(Beginning of EXCERPTED RECORDS)

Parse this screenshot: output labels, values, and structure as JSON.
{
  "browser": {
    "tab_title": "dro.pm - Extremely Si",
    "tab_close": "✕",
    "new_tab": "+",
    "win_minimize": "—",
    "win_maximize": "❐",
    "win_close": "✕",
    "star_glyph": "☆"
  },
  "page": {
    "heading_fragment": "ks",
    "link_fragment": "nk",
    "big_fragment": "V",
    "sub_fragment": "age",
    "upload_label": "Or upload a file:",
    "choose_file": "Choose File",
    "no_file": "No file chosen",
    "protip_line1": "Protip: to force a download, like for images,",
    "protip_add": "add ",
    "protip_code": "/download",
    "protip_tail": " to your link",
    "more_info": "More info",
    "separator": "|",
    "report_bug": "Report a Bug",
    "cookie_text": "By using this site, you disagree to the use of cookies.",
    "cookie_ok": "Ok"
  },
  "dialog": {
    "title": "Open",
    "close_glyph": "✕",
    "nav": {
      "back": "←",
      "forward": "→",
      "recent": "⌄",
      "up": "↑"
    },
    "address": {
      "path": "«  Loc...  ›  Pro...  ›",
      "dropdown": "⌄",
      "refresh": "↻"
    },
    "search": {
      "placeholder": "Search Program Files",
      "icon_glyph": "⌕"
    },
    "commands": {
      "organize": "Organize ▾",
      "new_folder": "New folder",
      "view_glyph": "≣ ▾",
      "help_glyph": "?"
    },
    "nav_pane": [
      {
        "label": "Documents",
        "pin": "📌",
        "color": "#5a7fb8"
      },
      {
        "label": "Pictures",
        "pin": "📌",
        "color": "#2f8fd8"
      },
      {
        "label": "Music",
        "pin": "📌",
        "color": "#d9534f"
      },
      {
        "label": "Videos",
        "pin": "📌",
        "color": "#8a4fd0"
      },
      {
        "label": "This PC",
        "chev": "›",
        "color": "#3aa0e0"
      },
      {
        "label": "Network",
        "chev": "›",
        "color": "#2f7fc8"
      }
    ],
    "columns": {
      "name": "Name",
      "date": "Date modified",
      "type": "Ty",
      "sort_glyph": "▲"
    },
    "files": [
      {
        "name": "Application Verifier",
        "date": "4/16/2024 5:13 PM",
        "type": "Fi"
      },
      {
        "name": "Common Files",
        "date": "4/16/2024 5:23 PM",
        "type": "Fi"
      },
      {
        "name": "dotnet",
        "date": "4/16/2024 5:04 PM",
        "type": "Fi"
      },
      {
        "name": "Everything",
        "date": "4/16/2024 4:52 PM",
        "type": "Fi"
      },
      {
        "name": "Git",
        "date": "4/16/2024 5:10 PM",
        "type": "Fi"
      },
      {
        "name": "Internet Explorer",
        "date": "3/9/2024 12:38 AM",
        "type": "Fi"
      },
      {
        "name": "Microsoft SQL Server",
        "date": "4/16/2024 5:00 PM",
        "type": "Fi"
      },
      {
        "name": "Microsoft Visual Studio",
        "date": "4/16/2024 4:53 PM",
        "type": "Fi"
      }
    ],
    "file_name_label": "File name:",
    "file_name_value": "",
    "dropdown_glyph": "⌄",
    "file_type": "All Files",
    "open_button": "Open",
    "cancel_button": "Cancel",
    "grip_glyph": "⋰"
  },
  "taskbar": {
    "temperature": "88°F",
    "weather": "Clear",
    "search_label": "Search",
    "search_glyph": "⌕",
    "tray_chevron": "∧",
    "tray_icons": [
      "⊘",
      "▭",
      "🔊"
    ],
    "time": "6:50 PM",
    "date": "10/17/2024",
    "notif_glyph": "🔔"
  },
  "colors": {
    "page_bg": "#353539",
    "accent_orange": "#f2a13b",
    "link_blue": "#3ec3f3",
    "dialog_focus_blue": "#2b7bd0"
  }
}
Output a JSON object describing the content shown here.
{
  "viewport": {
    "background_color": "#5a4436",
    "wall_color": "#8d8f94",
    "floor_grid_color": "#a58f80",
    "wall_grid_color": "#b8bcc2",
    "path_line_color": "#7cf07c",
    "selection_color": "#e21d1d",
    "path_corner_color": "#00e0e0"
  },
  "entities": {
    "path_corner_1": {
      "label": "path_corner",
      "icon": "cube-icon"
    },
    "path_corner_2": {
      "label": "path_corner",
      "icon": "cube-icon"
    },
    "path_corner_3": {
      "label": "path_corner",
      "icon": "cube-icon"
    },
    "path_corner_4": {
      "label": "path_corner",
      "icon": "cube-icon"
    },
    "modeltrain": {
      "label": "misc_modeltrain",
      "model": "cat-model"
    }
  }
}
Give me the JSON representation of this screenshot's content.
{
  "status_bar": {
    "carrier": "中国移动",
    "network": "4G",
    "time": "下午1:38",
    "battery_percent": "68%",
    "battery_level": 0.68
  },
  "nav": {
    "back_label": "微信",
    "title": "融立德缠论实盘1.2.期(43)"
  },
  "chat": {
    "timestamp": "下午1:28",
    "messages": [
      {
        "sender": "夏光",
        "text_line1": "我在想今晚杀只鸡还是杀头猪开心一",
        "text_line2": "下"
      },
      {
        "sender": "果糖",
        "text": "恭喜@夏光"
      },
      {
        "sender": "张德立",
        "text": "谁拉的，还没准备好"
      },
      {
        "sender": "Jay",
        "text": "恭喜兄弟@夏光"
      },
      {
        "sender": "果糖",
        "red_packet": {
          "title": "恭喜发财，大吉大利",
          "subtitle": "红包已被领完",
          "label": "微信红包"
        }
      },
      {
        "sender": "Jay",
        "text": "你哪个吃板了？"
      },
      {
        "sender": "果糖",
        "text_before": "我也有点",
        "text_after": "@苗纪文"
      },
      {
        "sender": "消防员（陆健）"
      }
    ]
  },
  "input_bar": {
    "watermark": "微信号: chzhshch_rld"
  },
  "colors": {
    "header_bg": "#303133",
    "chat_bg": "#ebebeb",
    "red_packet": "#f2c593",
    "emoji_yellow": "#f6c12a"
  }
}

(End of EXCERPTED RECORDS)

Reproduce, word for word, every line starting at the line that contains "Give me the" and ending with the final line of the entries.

Give me the JSON representation of this screenshot's content.
{
  "status_bar": {
    "carrier": "中国移动",
    "network": "4G",
    "time": "下午1:38",
    "battery_percent": "68%",
    "battery_level": 0.68
  },
  "nav": {
    "back_label": "微信",
    "title": "融立德缠论实盘1.2.期(43)"
  },
  "chat": {
    "timestamp": "下午1:28",
    "messages": [
      {
        "sender": "夏光",
        "text_line1": "我在想今晚杀只鸡还是杀头猪开心一",
        "text_line2": "下"
      },
      {
        "sender": "果糖",
        "text": "恭喜@夏光"
      },
      {
        "sender": "张德立",
        "text": "谁拉的，还没准备好"
      },
      {
        "sender": "Jay",
        "text": "恭喜兄弟@夏光"
      },
      {
        "sender": "果糖",
        "red_packet": {
          "title": "恭喜发财，大吉大利",
          "subtitle": "红包已被领完",
          "label": "微信红包"
        }
      },
      {
        "sender": "Jay",
        "text": "你哪个吃板了？"
      },
      {
        "sender": "果糖",
        "text_before": "我也有点",
        "text_after": "@苗纪文"
      },
      {
        "sender": "消防员（陆健）"
      }
    ]
  },
  "input_bar": {
    "watermark": "微信号: chzhshch_rld"
  },
  "colors": {
    "header_bg": "#303133",
    "chat_bg": "#ebebeb",
    "red_packet": "#f2c593",
    "emoji_yellow": "#f6c12a"
  }
}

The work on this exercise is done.